According to Frost & Sullivan, shipments of Bluetooth devices will double in 2003 to 70 million units.

© ENN

Related stories

'Social Hardware' nears with Bluetooth iPod
Goodbye, PC; hello, PS (Personal Server)
Orange, Smart launch Bluetooth car

Choosing a cloud hosting partner with confidence

More from The Register

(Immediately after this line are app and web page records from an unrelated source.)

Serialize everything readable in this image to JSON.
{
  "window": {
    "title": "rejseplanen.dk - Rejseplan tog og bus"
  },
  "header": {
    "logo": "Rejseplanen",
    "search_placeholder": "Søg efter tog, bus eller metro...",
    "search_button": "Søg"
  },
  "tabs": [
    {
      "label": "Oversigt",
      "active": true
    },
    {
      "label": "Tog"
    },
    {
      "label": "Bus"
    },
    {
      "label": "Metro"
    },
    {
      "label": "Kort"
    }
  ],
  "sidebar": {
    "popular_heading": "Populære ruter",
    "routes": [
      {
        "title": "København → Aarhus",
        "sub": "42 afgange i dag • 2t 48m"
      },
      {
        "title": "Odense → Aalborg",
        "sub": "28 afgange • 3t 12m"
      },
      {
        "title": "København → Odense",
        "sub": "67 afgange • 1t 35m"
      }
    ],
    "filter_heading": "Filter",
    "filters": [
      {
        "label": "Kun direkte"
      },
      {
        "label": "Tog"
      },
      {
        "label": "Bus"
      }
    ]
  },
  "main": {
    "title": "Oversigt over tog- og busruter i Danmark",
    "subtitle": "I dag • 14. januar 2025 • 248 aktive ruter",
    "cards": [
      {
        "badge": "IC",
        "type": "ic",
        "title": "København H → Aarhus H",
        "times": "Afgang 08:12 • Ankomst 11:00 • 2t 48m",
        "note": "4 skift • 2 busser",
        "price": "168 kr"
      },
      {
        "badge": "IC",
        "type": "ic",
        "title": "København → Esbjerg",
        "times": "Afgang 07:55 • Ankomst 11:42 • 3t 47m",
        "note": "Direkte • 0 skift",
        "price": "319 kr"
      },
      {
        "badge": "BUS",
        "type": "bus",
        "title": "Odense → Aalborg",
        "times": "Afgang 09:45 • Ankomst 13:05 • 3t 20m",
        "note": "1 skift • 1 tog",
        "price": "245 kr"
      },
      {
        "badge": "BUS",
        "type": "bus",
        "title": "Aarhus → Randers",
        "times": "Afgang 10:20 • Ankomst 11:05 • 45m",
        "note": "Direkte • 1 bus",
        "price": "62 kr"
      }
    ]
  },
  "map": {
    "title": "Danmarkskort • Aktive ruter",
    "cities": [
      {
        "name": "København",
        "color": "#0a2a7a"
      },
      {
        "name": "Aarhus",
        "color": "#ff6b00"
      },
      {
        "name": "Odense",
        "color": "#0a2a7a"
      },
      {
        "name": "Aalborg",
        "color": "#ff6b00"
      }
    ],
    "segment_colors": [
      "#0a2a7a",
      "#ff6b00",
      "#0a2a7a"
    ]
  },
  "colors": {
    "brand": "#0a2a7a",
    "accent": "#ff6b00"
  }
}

next story
Ex-US Navy fighter pilot MIT prof: Drones beat humans - I should know
'Missy' Cummings on UAVs, smartcars and dying from boredom
Facebook, Apple: LADIES! Why not FREEZE your EGGS? It's on the company!
No biological clockwatching when you work in Silicon Valley
The 'fun-nification' of computer education – good idea?
Compulsory code schools, luvvies love it, but what about Maths and Physics?
Doctor Who's Flatline: Cool monsters, yes, but utterly limp subplots
We know what the Doctor does, stop going on about it already
'Cowardly, venomous trolls' threatened with TWO-YEAR sentences for menacing posts
UK government: 'Taking a stand against a baying cyber-mob'
Happiness economics is bollocks. Oh, UK.gov just adopted it? Er ...
Opportunity doesn't knock; it costs us instead
Sysadmin with EBOLA? Gartner's issued advice to debug your biz
Start hoarding cleaning supplies, analyst firm says, and assume your team will scatter
prev story

Whitepapers

Forging a new future with identity relationship management
Learn about ForgeRock's next generation IRM platform and how it is designed to empower CEOS's and enterprises to engage with consumers.
Cloud and hybrid-cloud data protection for VMware
Learn how quick and easy it is to configure backups and perform restores for VMware environments.
Three 1TB solid state scorchers up for grabs
Big SSDs can be expensive but think big and think free because you could be the lucky winner of one of three 1TB Samsung SSD 840 EVO drives that we’re giving away worth over £300 apiece.
Reg Reader Research: SaaS based Email and Office Productivity Tools
Read this Reg reader report which provides advice and guidance for SMBs towards the use of SaaS based email and Office productivity tools.
Security for virtualized datacentres
Legacy security solutions are inefficient due to the architectural differences between physical and virtual environments.